And as if having electricity wasn’t already amazing enough I was told that they had received three laptops as a donation and occasionally had internet access.
Now these kids have a chance to learn how to use computers, getting a huge chance to work with something that is a basic requirement for every job out there nowadays. They learn the basics with an instructor, getting the chance to learn something that most of their fellow class mates in school will either never learn or learn years later, giving them a definite edge later on in life.
Apart from additional English classes taught by an elderly lady there is a current affairs class.

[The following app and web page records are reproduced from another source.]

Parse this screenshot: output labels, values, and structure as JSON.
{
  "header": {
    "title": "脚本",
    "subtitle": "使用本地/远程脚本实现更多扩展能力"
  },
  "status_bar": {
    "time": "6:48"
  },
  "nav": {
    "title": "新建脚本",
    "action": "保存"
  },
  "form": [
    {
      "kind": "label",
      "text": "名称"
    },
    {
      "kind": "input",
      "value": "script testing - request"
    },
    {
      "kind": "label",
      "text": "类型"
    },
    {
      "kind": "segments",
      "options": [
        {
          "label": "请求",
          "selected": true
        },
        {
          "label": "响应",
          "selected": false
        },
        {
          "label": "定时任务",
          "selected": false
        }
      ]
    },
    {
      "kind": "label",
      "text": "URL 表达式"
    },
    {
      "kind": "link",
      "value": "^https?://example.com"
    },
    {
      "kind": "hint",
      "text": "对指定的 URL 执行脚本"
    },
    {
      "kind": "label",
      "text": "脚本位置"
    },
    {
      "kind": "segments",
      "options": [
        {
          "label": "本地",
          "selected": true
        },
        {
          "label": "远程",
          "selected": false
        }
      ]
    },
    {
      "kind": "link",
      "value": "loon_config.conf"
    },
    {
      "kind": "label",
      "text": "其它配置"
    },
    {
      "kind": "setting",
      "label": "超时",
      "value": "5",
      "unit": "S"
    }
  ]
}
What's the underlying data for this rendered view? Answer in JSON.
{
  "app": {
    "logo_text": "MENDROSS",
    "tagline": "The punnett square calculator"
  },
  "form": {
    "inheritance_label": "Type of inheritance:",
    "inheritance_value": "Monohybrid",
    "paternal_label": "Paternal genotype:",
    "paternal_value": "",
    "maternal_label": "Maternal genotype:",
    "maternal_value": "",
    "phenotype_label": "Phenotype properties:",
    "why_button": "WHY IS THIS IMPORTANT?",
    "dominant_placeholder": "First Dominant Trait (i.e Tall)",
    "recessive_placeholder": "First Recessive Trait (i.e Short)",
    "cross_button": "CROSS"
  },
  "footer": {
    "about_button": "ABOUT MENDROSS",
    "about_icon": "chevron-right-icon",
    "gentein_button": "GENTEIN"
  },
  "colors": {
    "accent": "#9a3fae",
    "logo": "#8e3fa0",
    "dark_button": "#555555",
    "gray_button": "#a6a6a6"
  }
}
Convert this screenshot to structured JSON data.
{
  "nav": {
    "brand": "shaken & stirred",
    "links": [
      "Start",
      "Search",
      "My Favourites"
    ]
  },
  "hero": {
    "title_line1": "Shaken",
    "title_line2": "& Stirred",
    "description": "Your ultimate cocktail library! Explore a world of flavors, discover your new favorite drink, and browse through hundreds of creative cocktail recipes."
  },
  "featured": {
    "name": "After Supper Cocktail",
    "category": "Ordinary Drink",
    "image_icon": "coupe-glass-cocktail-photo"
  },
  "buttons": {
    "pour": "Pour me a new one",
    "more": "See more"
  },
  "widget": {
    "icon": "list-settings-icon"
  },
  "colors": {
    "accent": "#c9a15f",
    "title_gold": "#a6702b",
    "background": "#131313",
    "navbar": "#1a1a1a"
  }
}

Here the older kids read news papers ina group and discuss the different articles, giving them the chance to practice their discussion skills as well as staying up to date on current affairs. This is a great class. It not only gives the kids an idea of politics and the world but it shows that the HHF doesn’t just think about the here and now. Yes kids need to be feed and educated but they also need to be prepared for life outside of the slum and I think this current affairs class is the first step in that direction.
With each passing second I felt the chances these kids have of one day leaving the slums increase, and not just the kids but also the older (they are still my age) people such as Duncan and Peter have benefited from the HHF. Duncan has taught himself how to use Microsoft Word and is now working on learning other Microsoft tools. None of this is required of him, he does it out of interest and a wish to maximise his knowledge to help him move ahead in life. It’s interesting. I’ve travelled quite a bit in my life and met a lot of different people in different places but I had to go to one of the poorest places I’ve been to to feel as if this world still has a chance. It’s people like Duncan, living in impoverished conditions, that have the ambition and drive to succeed in life without sacrificing their compassion or humanity. In a country where corruption is rampant it is very uplifting to see that there are still people who genuinely want to make a difference and that they posses the will to do it. They don’t have the option of returning to cushy houses and jobs if it doesn’t work out and that’s the difference.
Sadly I could only stay at the HHF for a couple of hours before I had to leave again but all in all I was very impressed with what I saw. It has changed a lot, most, if not all of it, for the better and there is no end in sight. Now that the board members have settled into the roles it seems as if there is nothing they will not be able to do given time. Seeing the center in the great state it is in, without Hanne’s presence, makes me, the cynic, believe that things have a great chance of working out well for the kids.
I’m looking forward to returning for another visit.